We'll have our first student presentation on Wednesday of this week. Travis will be telling us about WebGL.
Next week is Spring Break. Have fun -- and come back ready to work on the 22nd. We will be covering lights and materials when you get back, with a lab on Blender animation.
Week 7: March 1, 3, 5
There is a test on Wednesday of this week. An information sheet is available
On Monday, I will answer questions about the upcoming test. In the remaining time, I will give a Blender modeling demo in preparation for the lab on Tuesday.
On Friday, we will move on to Section 3.4 of the notes, which covers vertex arrays and the glDrawArrays method, an alternative to glBegin/glEnd.
Week 6: February 22, 24, and 26
We will continue working on the first three sections of Chapter 3 this week. We still have a bit of linear algebra to do. After that, we will cover the various "primitive types" that can be used in glBegin, from Section 3.2. We have already covered some of the material on polygonal meshes from Section 3.3, but there is more to cover, and we might get to that by Friday.
The lab for the week is on Indexed Face Sets and OBJ files.
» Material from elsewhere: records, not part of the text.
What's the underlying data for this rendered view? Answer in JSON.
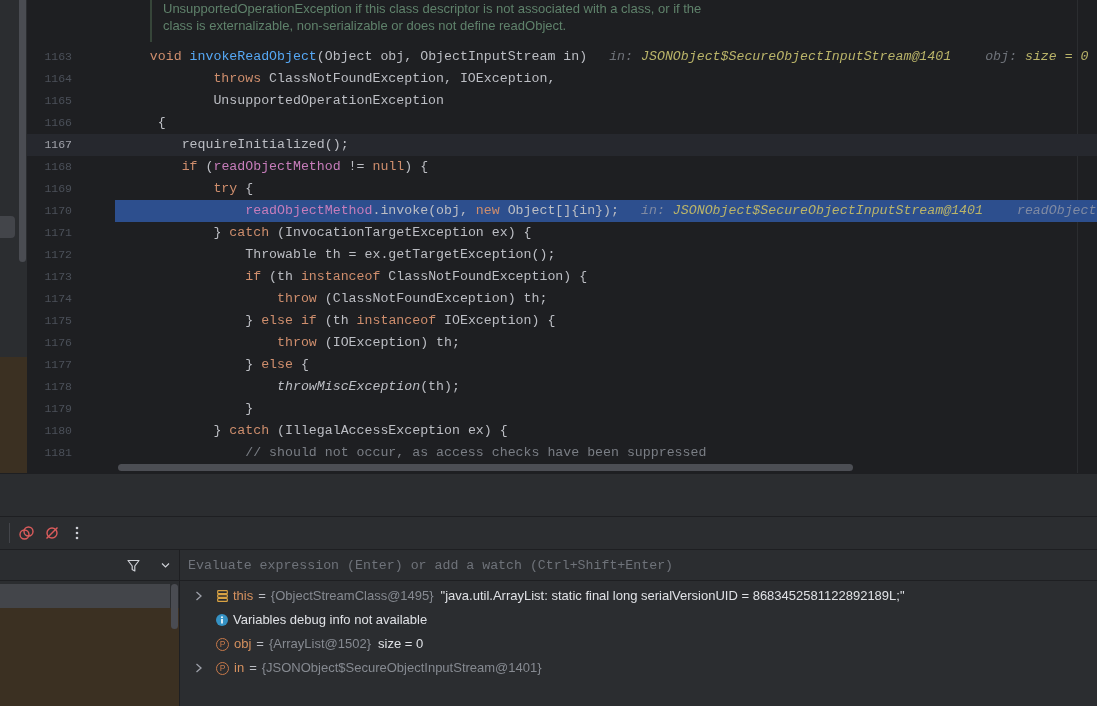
{
  "editor": {
    "doc_comment": {
      "lines": [
        "UnsupportedOperationException if this class descriptor is not associated with a class, or if the",
        "class is externalizable, non-serializable or does not define readObject."
      ]
    },
    "lines": [
      {
        "number": "1163",
        "caret": false,
        "execution_point": false,
        "tokens": [
          {
            "text": "    void",
            "kind": "keyword"
          },
          {
            "text": " invokeReadObject",
            "kind": "method_declaration"
          },
          {
            "text": "(Object obj, ObjectInputStream in)",
            "kind": "plain"
          }
        ],
        "hints": [
          {
            "label": "in:",
            "value": "JSONObject$SecureObjectInputStream@1401"
          },
          {
            "label": "obj:",
            "value": "size = 0"
          }
        ]
      },
      {
        "number": "1164",
        "caret": false,
        "execution_point": false,
        "tokens": [
          {
            "text": "            throws",
            "kind": "keyword"
          },
          {
            "text": " ClassNotFoundException, IOException,",
            "kind": "plain"
          }
        ]
      },
      {
        "number": "1165",
        "caret": false,
        "execution_point": false,
        "tokens": [
          {
            "text": "            UnsupportedOperationException",
            "kind": "plain"
          }
        ]
      },
      {
        "number": "1166",
        "caret": false,
        "execution_point": false,
        "tokens": [
          {
            "text": "     {",
            "kind": "plain"
          }
        ]
      },
      {
        "number": "1167",
        "caret": true,
        "execution_point": false,
        "tokens": [
          {
            "text": "        requireInitialized();",
            "kind": "plain"
          }
        ]
      },
      {
        "number": "1168",
        "caret": false,
        "execution_point": false,
        "tokens": [
          {
            "text": "        if",
            "kind": "keyword"
          },
          {
            "text": " (",
            "kind": "plain"
          },
          {
            "text": "readObjectMethod",
            "kind": "field"
          },
          {
            "text": " != ",
            "kind": "plain"
          },
          {
            "text": "null",
            "kind": "keyword"
          },
          {
            "text": ") {",
            "kind": "plain"
          }
        ]
      },
      {
        "number": "1169",
        "caret": false,
        "execution_point": false,
        "tokens": [
          {
            "text": "            try",
            "kind": "keyword"
          },
          {
            "text": " {",
            "kind": "plain"
          }
        ]
      },
      {
        "number": "1170",
        "caret": false,
        "execution_point": true,
        "tokens": [
          {
            "text": "                readObjectMethod",
            "kind": "field"
          },
          {
            "text": ".invoke(obj, ",
            "kind": "plain"
          },
          {
            "text": "new",
            "kind": "keyword"
          },
          {
            "text": " Object[]{in});",
            "kind": "plain"
          }
        ],
        "hints": [
          {
            "label": "in:",
            "value": "JSONObject$SecureObjectInputStream@1401"
          },
          {
            "label": "readObject"
          }
        ]
      },
      {
        "number": "1171",
        "caret": false,
        "execution_point": false,
        "tokens": [
          {
            "text": "            } ",
            "kind": "plain"
          },
          {
            "text": "catch",
            "kind": "keyword"
          },
          {
            "text": " (InvocationTargetException ex) {",
            "kind": "plain"
          }
        ]
      },
      {
        "number": "1172",
        "caret": false,
        "execution_point": false,
        "tokens": [
          {
            "text": "                Throwable th = ex.getTargetException();",
            "kind": "plain"
          }
        ]
      },
      {
        "number": "1173",
        "caret": false,
        "execution_point": false,
        "tokens": [
          {
            "text": "                if",
            "kind": "keyword"
          },
          {
            "text": " (th ",
            "kind": "plain"
          },
          {
            "text": "instanceof",
            "kind": "keyword"
          },
          {
            "text": " ClassNotFoundException) {",
            "kind": "plain"
          }
        ]
      },
      {
        "number": "1174",
        "caret": false,
        "execution_point": false,
        "tokens": [
          {
            "text": "                    throw",
            "kind": "keyword"
          },
          {
            "text": " (ClassNotFoundException) th;",
            "kind": "plain"
          }
        ]
      },
      {
        "number": "1175",
        "caret": false,
        "execution_point": false,
        "tokens": [
          {
            "text": "                } ",
            "kind": "plain"
          },
          {
            "text": "else if",
            "kind": "keyword"
          },
          {
            "text": " (th ",
            "kind": "plain"
          },
          {
            "text": "instanceof",
            "kind": "keyword"
          },
          {
            "text": " IOException) {",
            "kind": "plain"
          }
        ]
      },
      {
        "number": "1176",
        "caret": false,
        "execution_point": false,
        "tokens": [
          {
            "text": "                    throw",
            "kind": "keyword"
          },
          {
            "text": " (IOException) th;",
            "kind": "plain"
          }
        ]
      },
      {
        "number": "1177",
        "caret": false,
        "execution_point": false,
        "tokens": [
          {
            "text": "                } ",
            "kind": "plain"
          },
          {
            "text": "else",
            "kind": "keyword"
          },
          {
            "text": " {",
            "kind": "plain"
          }
        ]
      },
      {
        "number": "1178",
        "caret": false,
        "execution_point": false,
        "tokens": [
          {
            "text": "                    throwMiscException",
            "kind": "static_call"
          },
          {
            "text": "(th);",
            "kind": "plain"
          }
        ]
      },
      {
        "number": "1179",
        "caret": false,
        "execution_point": false,
        "tokens": [
          {
            "text": "                }",
            "kind": "plain"
          }
        ]
      },
      {
        "number": "1180",
        "caret": false,
        "execution_point": false,
        "tokens": [
          {
            "text": "            } ",
            "kind": "plain"
          },
          {
            "text": "catch",
            "kind": "keyword"
          },
          {
            "text": " (IllegalAccessException ex) {",
            "kind": "plain"
          }
        ]
      },
      {
        "number": "1181",
        "caret": false,
        "execution_point": false,
        "tokens": [
          {
            "text": "                // should not occur, as access checks have been suppressed",
            "kind": "comment"
          }
        ]
      }
    ]
  },
  "debugger": {
    "evaluate_field": {
      "placeholder": "Evaluate expression (Enter) or add a watch (Ctrl+Shift+Enter)"
    },
    "variables": [
      {
        "kind": "field",
        "expandable": true,
        "name": "this",
        "operator": "=",
        "reference": "{ObjectStreamClass@1495}",
        "value": "\"java.util.ArrayList: static final long serialVersionUID = 8683452581122892189L;\""
      },
      {
        "kind": "info",
        "expandable": false,
        "text": "Variables debug info not available"
      },
      {
        "kind": "parameter",
        "expandable": false,
        "badge": "P",
        "name": "obj",
        "operator": "=",
        "reference": "{ArrayList@1502}",
        "value": "size = 0"
      },
      {
        "kind": "parameter",
        "expandable": true,
        "badge": "P",
        "name": "in",
        "operator": "=",
        "reference": "{JSONObject$SecureObjectInputStream@1401}"
      }
    ]
  }
}
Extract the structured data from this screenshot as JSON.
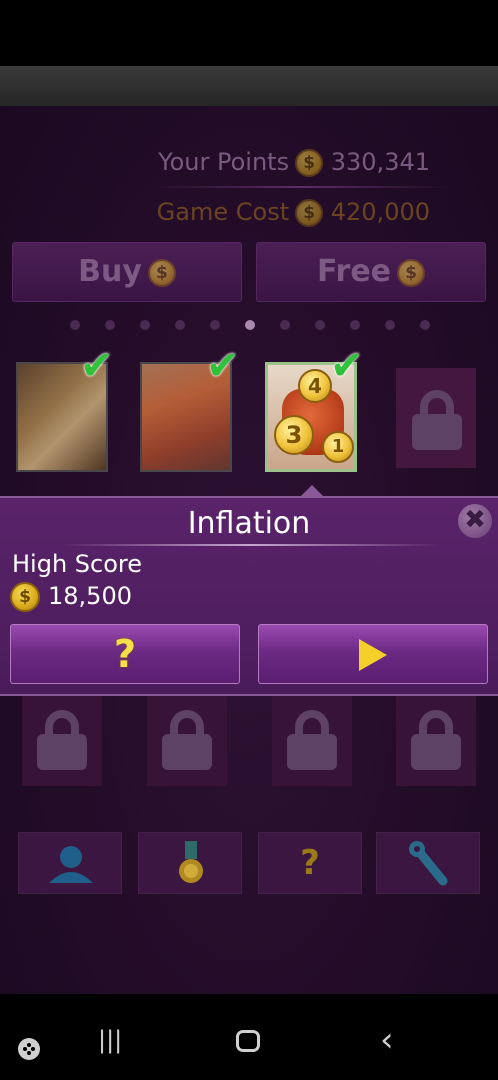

Note that there is no test on Wednesday of this week, even though the syllabus lists one for that date. As announced in class, the test is the following Wednesday, March 3.
Week 5: February 15, 17, and 19
Blender, the 3D modeling and rendering program, will be demonstrated in class on Monday, and the lab on Tuesday will get you started with working with Blender yourself.
As for OpenGL, we will finish up any remaining material from Chapter 2, and we will move on to Chapter 3. Chapter 2 provided an overview of OpenGL. Chapter 3 fills in details of the geometric aspects of OpenGL. The chapter starts by covering the essential facts about linear algebra that you need to know to understand 3D graphics, but we will probably have to start with some material from later in the chapter, to get ready for next week's lab.
For a handout with more information about term projects, click here.
Week 4: February 8, 10, and 12
We should come pretty close to finishing Chapter 2 this week. You should finish reading that chapter. We are moving into 3D graphics. At the end of last week, we covered the various OpenGL 3D coordinate systems and the transformations from one to the other, and we started talking about some of the essential OpenGL settings for 3D graphics. On Monday of this week, we will start creating geometry and applying modeling transforms and hierarchical modeling in 3D. The lab on Tuesday is based on this material.
We will move on to covering display lists, which can significantly speed up repetitive rendering tasks, normal vectors, which are required for correct lighting calculations, and textures, which are 2D images that are applied to the surfaces of 3D objects. (Depending on how things go, we might not start textures until next week.)
Week 3: February 1, 3, and 5
On Monday, I will demonstrate the Gimp (GNU IMage Processing program), and we will discuss how you might implement some of its features using Java's BufferedImages. The lab on Tuesday is also about Gimp. This is a break from the geometric modeling we have been doing so far.
On Wednesday, it's back to OpenGL. We will discuss scene graphs from 2D scenes, Section 2.1.5. By Friday, we will start Section 2.2 and three-dimensional graphics.
Week 2: January 23, 25, and 27
The first lab of the course is on Tuesday. It will be about geometric transforms and hierarchical modeling in Java Graphics2D. We will continue to discuss this topic on Monday. After that, I might have a few more words about Chapter 1, but I am eager to move on to programming with OpenGL and Jogl. To start, for at least the rest of this week, we will work with OpenGL in two dimensions. The reading for this material is Section 2.1.
Week 1: January 20 and 22
Welcome to Fundamentals of Computer Graphics. We will begin the semester on Wednesday with an overview of the rest of the course. On Friday, we will jump right into two-dimensional graphics in Java with Graphics2D. A major goal of the next few classes will be to understand geometric transforms and hierarchical modeling.
You should read Chapter 1 of the on-line notes for this course. We will be spending this week and most of next week on this chapter.